*ASSIGNED TASK*. For this exercise, repeat the records below exactly as written.
*** Opening INFORMATION GIVEN ***
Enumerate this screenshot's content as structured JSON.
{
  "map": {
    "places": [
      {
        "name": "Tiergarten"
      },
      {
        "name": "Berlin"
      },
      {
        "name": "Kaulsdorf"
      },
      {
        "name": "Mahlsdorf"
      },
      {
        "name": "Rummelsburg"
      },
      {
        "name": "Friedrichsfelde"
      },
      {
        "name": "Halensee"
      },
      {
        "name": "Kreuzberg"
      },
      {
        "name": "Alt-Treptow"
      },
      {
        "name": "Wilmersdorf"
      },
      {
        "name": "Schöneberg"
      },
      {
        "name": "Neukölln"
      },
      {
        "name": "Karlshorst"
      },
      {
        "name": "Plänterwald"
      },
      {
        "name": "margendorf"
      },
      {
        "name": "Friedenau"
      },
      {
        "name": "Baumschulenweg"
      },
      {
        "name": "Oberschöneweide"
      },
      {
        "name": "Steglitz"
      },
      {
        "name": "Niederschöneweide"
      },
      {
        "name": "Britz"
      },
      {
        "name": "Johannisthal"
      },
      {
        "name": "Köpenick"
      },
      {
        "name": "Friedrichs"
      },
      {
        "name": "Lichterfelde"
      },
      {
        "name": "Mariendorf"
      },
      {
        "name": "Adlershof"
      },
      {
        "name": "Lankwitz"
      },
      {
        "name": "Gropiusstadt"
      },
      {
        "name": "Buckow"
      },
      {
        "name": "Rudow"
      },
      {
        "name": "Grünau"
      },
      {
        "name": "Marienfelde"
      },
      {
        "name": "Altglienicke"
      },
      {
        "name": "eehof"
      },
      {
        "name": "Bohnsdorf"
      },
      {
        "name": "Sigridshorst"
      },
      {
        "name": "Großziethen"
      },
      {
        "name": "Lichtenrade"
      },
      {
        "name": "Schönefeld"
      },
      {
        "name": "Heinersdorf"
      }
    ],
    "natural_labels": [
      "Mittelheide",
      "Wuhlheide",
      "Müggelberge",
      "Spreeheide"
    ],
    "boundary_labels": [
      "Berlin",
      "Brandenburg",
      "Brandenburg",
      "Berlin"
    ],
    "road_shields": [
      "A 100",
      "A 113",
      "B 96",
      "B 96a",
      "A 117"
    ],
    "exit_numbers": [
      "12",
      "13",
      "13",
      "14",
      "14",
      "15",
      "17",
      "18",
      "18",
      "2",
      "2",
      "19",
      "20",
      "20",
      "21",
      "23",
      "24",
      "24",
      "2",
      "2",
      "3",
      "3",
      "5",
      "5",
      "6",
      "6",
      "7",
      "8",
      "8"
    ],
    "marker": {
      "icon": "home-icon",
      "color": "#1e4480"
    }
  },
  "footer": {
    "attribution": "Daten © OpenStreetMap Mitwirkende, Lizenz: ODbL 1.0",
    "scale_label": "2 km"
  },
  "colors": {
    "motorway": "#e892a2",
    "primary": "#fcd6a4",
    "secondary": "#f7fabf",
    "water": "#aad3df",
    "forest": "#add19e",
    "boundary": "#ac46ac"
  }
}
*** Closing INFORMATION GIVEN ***
*THE COMPLETED TASK*.
Enumerate this screenshot's content as structured JSON.
{
  "map": {
    "places": [
      {
        "name": "Tiergarten"
      },
      {
        "name": "Berlin"
      },
      {
        "name": "Kaulsdorf"
      },
      {
        "name": "Mahlsdorf"
      },
      {
        "name": "Rummelsburg"
      },
      {
        "name": "Friedrichsfelde"
      },
      {
        "name": "Halensee"
      },
      {
        "name": "Kreuzberg"
      },
      {
        "name": "Alt-Treptow"
      },
      {
        "name": "Wilmersdorf"
      },
      {
        "name": "Schöneberg"
      },
      {
        "name": "Neukölln"
      },
      {
        "name": "Karlshorst"
      },
      {
        "name": "Plänterwald"
      },
      {
        "name": "margendorf"
      },
      {
        "name": "Friedenau"
      },
      {
        "name": "Baumschulenweg"
      },
      {
        "name": "Oberschöneweide"
      },
      {
        "name": "Steglitz"
      },
      {
        "name": "Niederschöneweide"
      },
      {
        "name": "Britz"
      },
      {
        "name": "Johannisthal"
      },
      {
        "name": "Köpenick"
      },
      {
        "name": "Friedrichs"
      },
      {
        "name": "Lichterfelde"
      },
      {
        "name": "Mariendorf"
      },
      {
        "name": "Adlershof"
      },
      {
        "name": "Lankwitz"
      },
      {
        "name": "Gropiusstadt"
      },
      {
        "name": "Buckow"
      },
      {
        "name": "Rudow"
      },
      {
        "name": "Grünau"
      },
      {
        "name": "Marienfelde"
      },
      {
        "name": "Altglienicke"
      },
      {
        "name": "eehof"
      },
      {
        "name": "Bohnsdorf"
      },
      {
        "name": "Sigridshorst"
      },
      {
        "name": "Großziethen"
      },
      {
        "name": "Lichtenrade"
      },
      {
        "name": "Schönefeld"
      },
      {
        "name": "Heinersdorf"
      }
    ],
    "natural_labels": [
      "Mittelheide",
      "Wuhlheide",
      "Müggelberge",
      "Spreeheide"
    ],
    "boundary_labels": [
      "Berlin",
      "Brandenburg",
      "Brandenburg",
      "Berlin"
    ],
    "road_shields": [
      "A 100",
      "A 113",
      "B 96",
      "B 96a",
      "A 117"
    ],
    "exit_numbers": [
      "12",
      "13",
      "13",
      "14",
      "14",
      "15",
      "17",
      "18",
      "18",
      "2",
      "2",
      "19",
      "20",
      "20",
      "21",
      "23",
      "24",
      "24",
      "2",
      "2",
      "3",
      "3",
      "5",
      "5",
      "6",
      "6",
      "7",
      "8",
      "8"
    ],
    "marker": {
      "icon": "home-icon",
      "color": "#1e4480"
    }
  },
  "footer": {
    "attribution": "Daten © OpenStreetMap Mitwirkende, Lizenz: ODbL 1.0",
    "scale_label": "2 km"
  },
  "colors": {
    "motorway": "#e892a2",
    "primary": "#fcd6a4",
    "secondary": "#f7fabf",
    "water": "#aad3df",
    "forest": "#add19e",
    "boundary": "#ac46ac"
  }
}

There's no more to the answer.